After a first reading of the screenplay, we quickly added the camera to the rehearsals because it is being held by a character in the story, the actors speak to him, and sometimes ask him to film a particular element. Often, we came up with a long take that was supposed to be used as a jump cut, but which had all of the values and points of view we needed in it. Juliette Alexandre, the editor, could decide whether or not to use the transitions from one value to another, the movements, the panoramic between a shot and its counter-shot.
But as the plot moves forward, the shots were supposed to be less edited. There is a take of nearly five minutes between Adèle Haenel and Jonathan Couzinié that I think is an incredible performance by the actors.
Sometimes, we were simply making a purely observational film: we shot during the commemorations of 11 July 1995 in Srebrenica and the actors threw themselves into a real situation that was bigger than us. We knew the implications of the scene and we were confronting them with the real, without a second take, and it created one of the most astonishing moments of the film, in my opinion.

Did filming through the prism of Paul’s character make you an actor in the film?

PG: We’d imagined a storyline for the cameraman character, actually… We’d discuss his psychology, how he’d experience the adventure, the distance that he’d take to film his friends.
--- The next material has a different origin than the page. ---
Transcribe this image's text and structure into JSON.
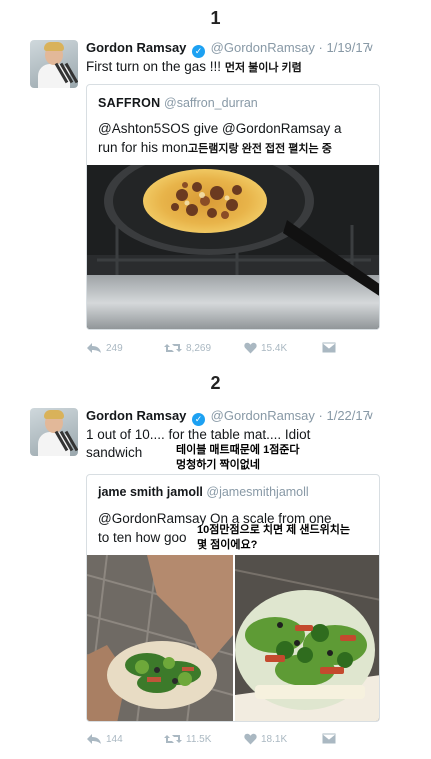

Sometimes, the acting was expressed through a hesitation (he didn’t immediately dare to film an embarrassing situation) but usually, I simply made eye contact with the actors, keeping my second eye open so that we could interact with one another, so that they wouldn’t just be speaking to a camera lens.
Then, bit by bit, the story develops and the others stop being interested in him, and he starts filming long takes whose rhythm begins to dilate as the film slips into another genre.
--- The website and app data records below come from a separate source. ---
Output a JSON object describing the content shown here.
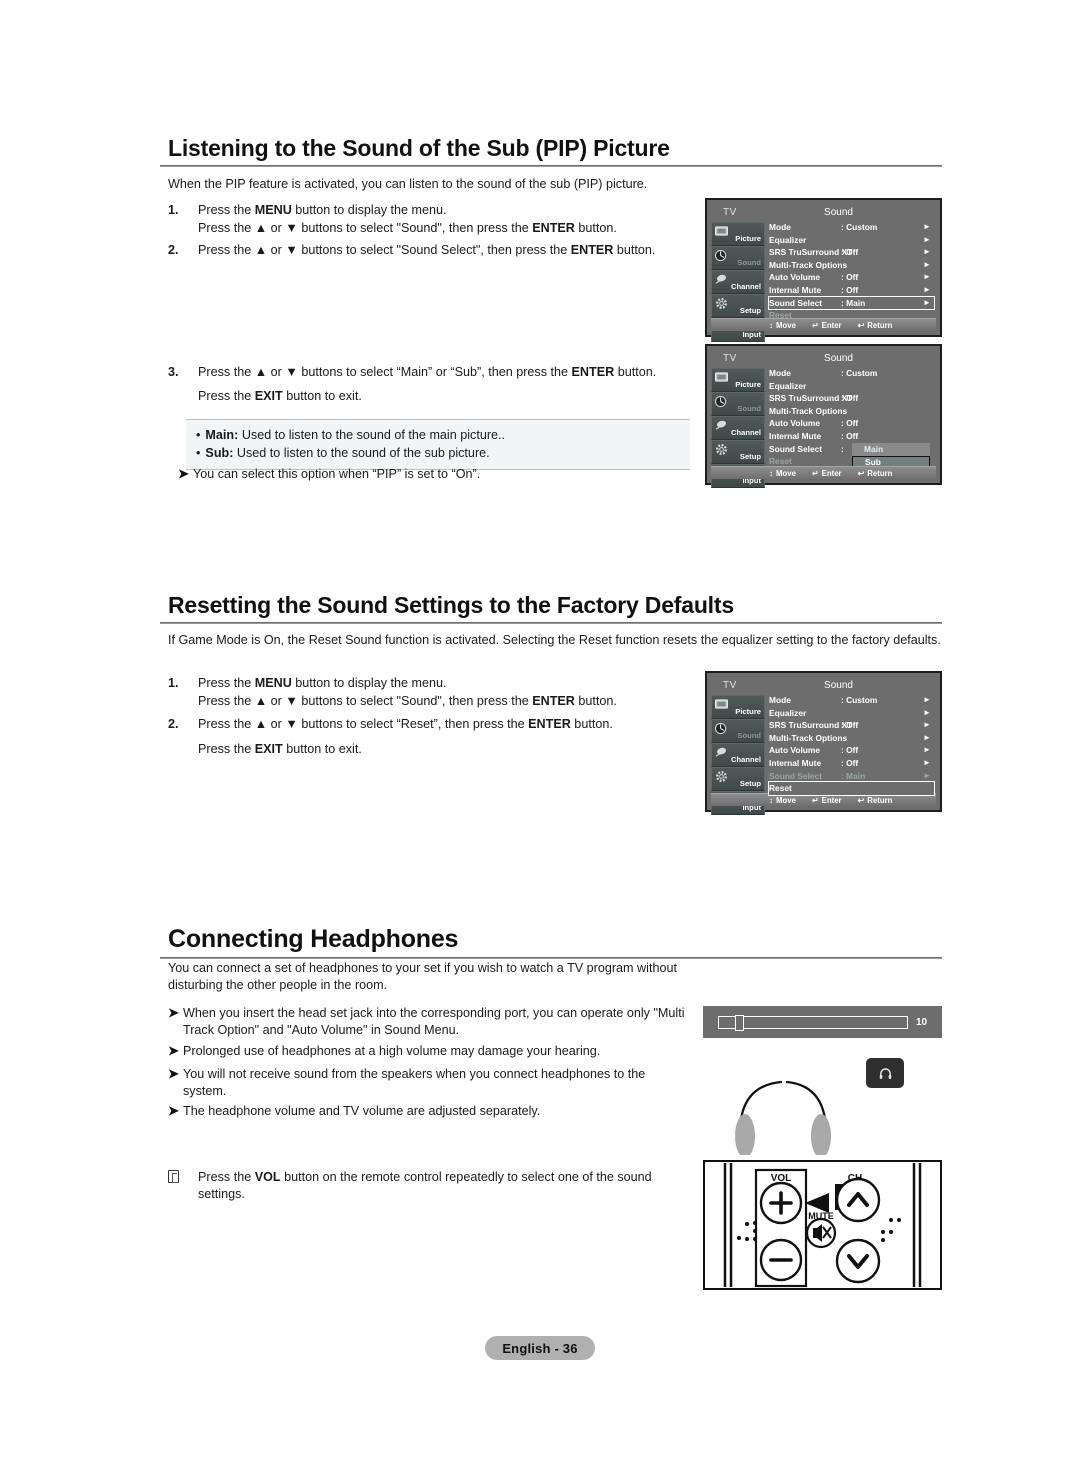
{
  "sections": [
    {
      "id": "pip-sound",
      "heading": "Listening to the Sound of the Sub (PIP) Picture",
      "intro": "When the PIP feature is activated, you can listen to the sound of the sub (PIP) picture.",
      "steps": [
        {
          "num": "1.",
          "lines": [
            "Press the MENU button to display the menu.",
            "Press the ▲ or ▼ buttons to select \"Sound\", then press the ENTER button."
          ]
        },
        {
          "num": "2.",
          "lines": [
            "Press the ▲ or ▼ buttons to select \"Sound Select\", then press the ENTER button."
          ]
        },
        {
          "num": "3.",
          "lines": [
            "Press the ▲ or ▼ buttons to select “Main” or “Sub”, then press the ENTER button.",
            "Press the EXIT button to exit."
          ]
        }
      ],
      "infobox": [
        {
          "term": "Main:",
          "desc": "Used to listen to the sound of the main picture.."
        },
        {
          "term": "Sub:",
          "desc": "Used to listen to the sound of the sub picture."
        }
      ],
      "note": "You can select this option when “PIP” is set to “On”."
    },
    {
      "id": "reset-sound",
      "heading": "Resetting the Sound Settings to the Factory Defaults",
      "intro": "If Game Mode is On, the Reset Sound function is activated. Selecting the Reset function resets the equalizer setting to the factory defaults.",
      "steps": [
        {
          "num": "1.",
          "lines": [
            "Press the MENU button to display the menu.",
            "Press the ▲ or ▼ buttons to select \"Sound\", then press the ENTER button."
          ]
        },
        {
          "num": "2.",
          "lines": [
            "Press the ▲ or ▼ buttons to select “Reset”, then press the ENTER button.",
            "Press the EXIT button to exit."
          ]
        }
      ]
    },
    {
      "id": "headphones",
      "heading": "Connecting Headphones",
      "intro": "You can connect a set of headphones to your set if you wish to watch a TV program without disturbing the other people in the room.",
      "notes": [
        "When you insert the head set jack into the corresponding port, you can operate only \"Multi Track Option\" and \"Auto Volume\" in Sound Menu.",
        "Prolonged use of headphones at a high volume may damage your hearing.",
        "You will not receive sound from the speakers when you connect headphones to the system.",
        "The headphone volume and TV volume are adjusted separately."
      ],
      "booknote": "Press the VOL button on the remote control repeatedly to select one of the sound settings."
    }
  ],
  "osd_common": {
    "tv_label": "TV",
    "title": "Sound",
    "sidebar": [
      {
        "label": "Picture",
        "icon": "picture-icon",
        "dim": false
      },
      {
        "label": "Sound",
        "icon": "sound-icon",
        "dim": true
      },
      {
        "label": "Channel",
        "icon": "channel-icon",
        "dim": false
      },
      {
        "label": "Setup",
        "icon": "setup-icon",
        "dim": false
      },
      {
        "label": "Input",
        "icon": "input-icon",
        "dim": false
      }
    ],
    "footbar": [
      {
        "icon": "↕",
        "label": "Move"
      },
      {
        "icon": "↵",
        "label": "Enter"
      },
      {
        "icon": "↩",
        "label": "Return"
      }
    ]
  },
  "osd1": {
    "rows": [
      {
        "label": "Mode",
        "value": ": Custom",
        "arrow": "►",
        "dim": false,
        "sel": false
      },
      {
        "label": "Equalizer",
        "value": "",
        "arrow": "►",
        "dim": false,
        "sel": false
      },
      {
        "label": "SRS TruSurround XT",
        "value": ": Off",
        "arrow": "►",
        "dim": false,
        "sel": false
      },
      {
        "label": "Multi-Track Options",
        "value": "",
        "arrow": "►",
        "dim": false,
        "sel": false
      },
      {
        "label": "Auto Volume",
        "value": ": Off",
        "arrow": "►",
        "dim": false,
        "sel": false
      },
      {
        "label": "Internal Mute",
        "value": ": Off",
        "arrow": "►",
        "dim": false,
        "sel": false
      },
      {
        "label": "Sound Select",
        "value": ": Main",
        "arrow": "►",
        "dim": false,
        "sel": true
      },
      {
        "label": "Reset",
        "value": "",
        "arrow": "",
        "dim": true,
        "sel": false
      }
    ]
  },
  "osd2": {
    "rows": [
      {
        "label": "Mode",
        "value": ": Custom",
        "arrow": "",
        "dim": false,
        "sel": false
      },
      {
        "label": "Equalizer",
        "value": "",
        "arrow": "",
        "dim": false,
        "sel": false
      },
      {
        "label": "SRS TruSurround XT",
        "value": ": Off",
        "arrow": "",
        "dim": false,
        "sel": false
      },
      {
        "label": "Multi-Track Options",
        "value": "",
        "arrow": "",
        "dim": false,
        "sel": false
      },
      {
        "label": "Auto Volume",
        "value": ": Off",
        "arrow": "",
        "dim": false,
        "sel": false
      },
      {
        "label": "Internal Mute",
        "value": ": Off",
        "arrow": "",
        "dim": false,
        "sel": false
      },
      {
        "label": "Sound Select",
        "value": ":",
        "arrow": "",
        "dim": false,
        "sel": false
      },
      {
        "label": "Reset",
        "value": "",
        "arrow": "",
        "dim": true,
        "sel": false
      }
    ],
    "dropdown": {
      "options": [
        "Main",
        "Sub"
      ],
      "active": "Sub"
    }
  },
  "osd3": {
    "rows": [
      {
        "label": "Mode",
        "value": ": Custom",
        "arrow": "►",
        "dim": false,
        "sel": false
      },
      {
        "label": "Equalizer",
        "value": "",
        "arrow": "►",
        "dim": false,
        "sel": false
      },
      {
        "label": "SRS TruSurround XT",
        "value": ": Off",
        "arrow": "►",
        "dim": false,
        "sel": false
      },
      {
        "label": "Multi-Track Options",
        "value": "",
        "arrow": "►",
        "dim": false,
        "sel": false
      },
      {
        "label": "Auto Volume",
        "value": ": Off",
        "arrow": "►",
        "dim": false,
        "sel": false
      },
      {
        "label": "Internal Mute",
        "value": ": Off",
        "arrow": "►",
        "dim": false,
        "sel": false
      },
      {
        "label": "Sound Select",
        "value": ": Main",
        "arrow": "►",
        "dim": true,
        "sel": false
      },
      {
        "label": "Reset",
        "value": "",
        "arrow": "",
        "dim": false,
        "sel": true
      }
    ]
  },
  "volume_display": {
    "level": "10"
  },
  "remote": {
    "vol_label": "VOL",
    "ch_label": "CH",
    "mute_label": "MUTE",
    "vol_up": "+",
    "vol_down": "−"
  },
  "footer": {
    "page_label": "English - 36"
  },
  "colors": {
    "osd_bg": "#6d6d6d",
    "osd_border": "#1d1d1d",
    "infobox_bg": "#f2f5f6",
    "rule": "#9a9a9a",
    "footer_pill": "#b0b0b0"
  }
}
This slip into fantasy can also be felt in the lighting…

PG: The idea was to go from very simple lighting, but that nonetheless left room for shadow, to a more lyrical light. We mainly worked outdoors, in reflection, with sources that were part of the sets for nights. Gaffer Marianne Lamour did an enormous amount of work, without any grips, and often without help, but with a sense of simplicity that I admire. One of the last scenes in the film is lit by a single light source whose beam is split and reflected by mirrors hidden in the minuscule ceiling of a wood cabin. The whole space is structured, and the faces are lit by a Joker 800.

What were the technical and aesthetic artistic decisions?

PG: We had to bring artistry and form back into our “all shoulder camera” grammar. Aude Léa feels drawn to anamorphic lenses and we were lucky to be able to use those mythical and very soft Panavision C-Series lenses. I like the “gaze” that they bring, the way that they modify the perception of space. I believe that in digital, it’s mainly the lenses that bring poetry to the image.
The depth of field was constant throughout the film, but we would adapt the aperture according to the shot: roughly 8 for a close up, 4 for a close medium shot, 2.8 for a full shot… Cyrille Humbert, the first AC, did an exceptional job from both a technical and artistic standpoint, and in documentary situations in Srebrenica, I felt both of us were behind the camera.
The treatment of the images by LUTs was close to the final image, Christophe Bousquet, the colourist, and I, came up with a relatively simple “development” that put emphasis on the saturation of low lights over that of the high lights, and it reminds me of the response of a 5213 negative.

(Interview by Brigitte Barbier for the AFC, and translated from French by Alexander Baron-Raiffe)